'''

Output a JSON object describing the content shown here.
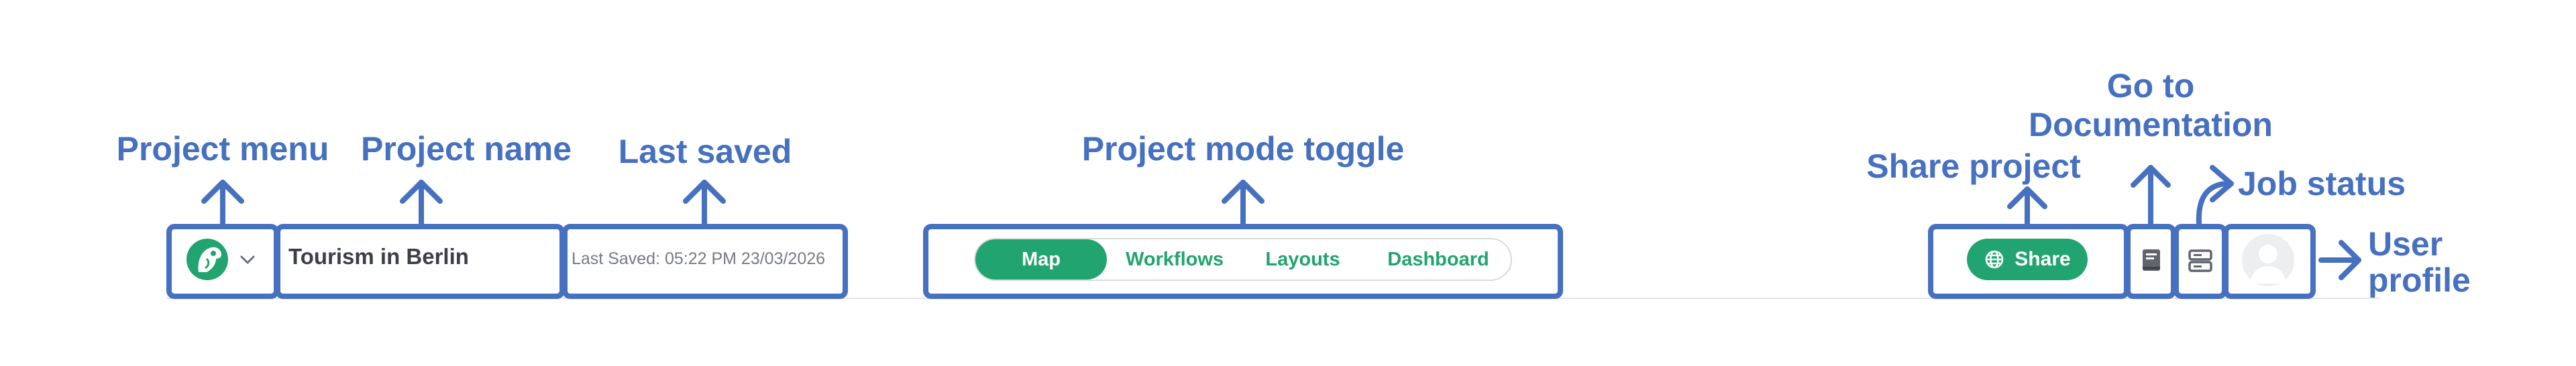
{
  "annotations": {
    "project_menu": "Project menu",
    "project_name": "Project name",
    "last_saved": "Last saved",
    "project_mode_toggle": "Project mode toggle",
    "share_project": "Share project",
    "go_to_documentation_line1": "Go to",
    "go_to_documentation_line2": "Documentation",
    "job_status": "Job status",
    "user_profile_line1": "User",
    "user_profile_line2": "profile"
  },
  "toolbar": {
    "project_name": "Tourism in Berlin",
    "last_saved": "Last Saved: 05:22 PM 23/03/2026",
    "modes": [
      {
        "label": "Map",
        "active": true
      },
      {
        "label": "Workflows",
        "active": false
      },
      {
        "label": "Layouts",
        "active": false
      },
      {
        "label": "Dashboard",
        "active": false
      }
    ],
    "share_label": "Share"
  },
  "icons": {
    "logo": "parrot-logo-icon",
    "menu": "chevron-down-icon",
    "share": "globe-icon",
    "docs": "book-icon",
    "jobs": "server-icon",
    "user": "user-avatar-icon"
  },
  "colors": {
    "accent": "#21a46f",
    "annotation": "#4670c0",
    "text": "#3b4047",
    "muted": "#767b82"
  }
}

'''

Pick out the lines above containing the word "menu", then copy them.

Solution to this exercise:
    "project_menu": "Project menu",
    "menu": "chevron-down-icon",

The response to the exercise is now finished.